The energy and utilities industry faces new opportunities and challenges in managing customer relationships. These changes, coupled with evolving customer expectations, have led to new opportunities to provide customers with new information and services that enable experience-driven interaction—in contrast to the traditional limited, transactional relationship.
Enabling and motivating consumers to be aware of and manage their energy consumption is critical to utilities’ future success. To that end, utilities must provide customers with tools to help them engage in energy management and understand changes to their services going forward. A positive customer experience is grounded in a deep understanding of the customer so that tools, incentives, and programs directly and intuitively meet customer needs.
Creating momentum by understanding the customer.
Building awareness and creating foundational relationships to support future program deployment begins with one critical thing—a complete understanding of your customers. A good starting point is leveraging secondary research to create general customer segments and outline their corresponding basic needs, values, and behaviors. Focusing on these key segments allows your utility to create targeted messages and deliver them through the most effective channels for a particular stakeholder group.
The next step involves planning more personal connections with your customers. With deeper information about customers’ behaviors, preferences, and needs, you can create customer “journey maps” that help you understand how these needs, behaviors and preferences currently are being met and what gaps you will need to address in the future. Journey mapping helps create an outline for a future strategy and enables successful customer engagement.
At the same time, you should not overlook internal stakeholders; internal employee education and awareness also has a measureable effect on customer relationships. Employees are responsible not only for executing the customer-centric strategy, but also for acting as the strategy’s ongoing advocate.
Accelerating the experience through personalization and differentiation.
Once you have outlined customer segments and a clear customer journey, you can create tactical messaging to further personalize each segment’s experiences at the critical touch points in the journey. When defining customer interactions during the processes of customer service, bill review, or payment, follow three simple rules:
- Be simple but impactful – Concise, straightforward messaging to customers enables them to process complex ideas quickly and strikes a chord with their beliefs and values
- Multi-channel “call to action” – Information should be consistent and available through traditional (phone, call center, printed materials, events) and emerging (online, mobile, social media) channels
- Staged messaging – Customers should be exposed to a gradual flow of messaging that is planned and released over the course of months to moderate information complexity

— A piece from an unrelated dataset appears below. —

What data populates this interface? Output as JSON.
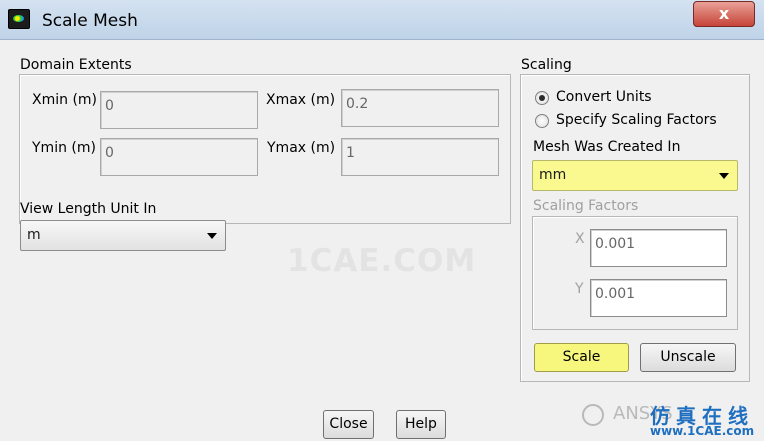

Consider this example. One customer segment includes of young professionals in the 24-35 age group. These individuals are busy during normal working hours and may be more effectively engaged through online and mobile channels via regular energy alerts delivered over the course of a month. Additionally, messages focused on cost saving and environmental benefits would resonate most with this segment.
Conquering customer experience.
To foster customer goodwill and reach the eventual goal of effective demand side management, utilities should always strive to improve customer experience. There is a great deal of opportunity to strengthen channels and messaging through an ongoing understanding of customer expectations. Researching these expectations and acting upon the gaps revealed is the most effective strategy to enable an effective customer experience.
Persistence in defining customer segments, mapping the customer journey, and enhancing interaction opportunities will lead to an uptick in customer engagement and resultant changes in customer behavior—both critical elements for meeting future business goals.
For more information about customer experience in the energy and utilities industry, contact Dave Tilson at email@example.com.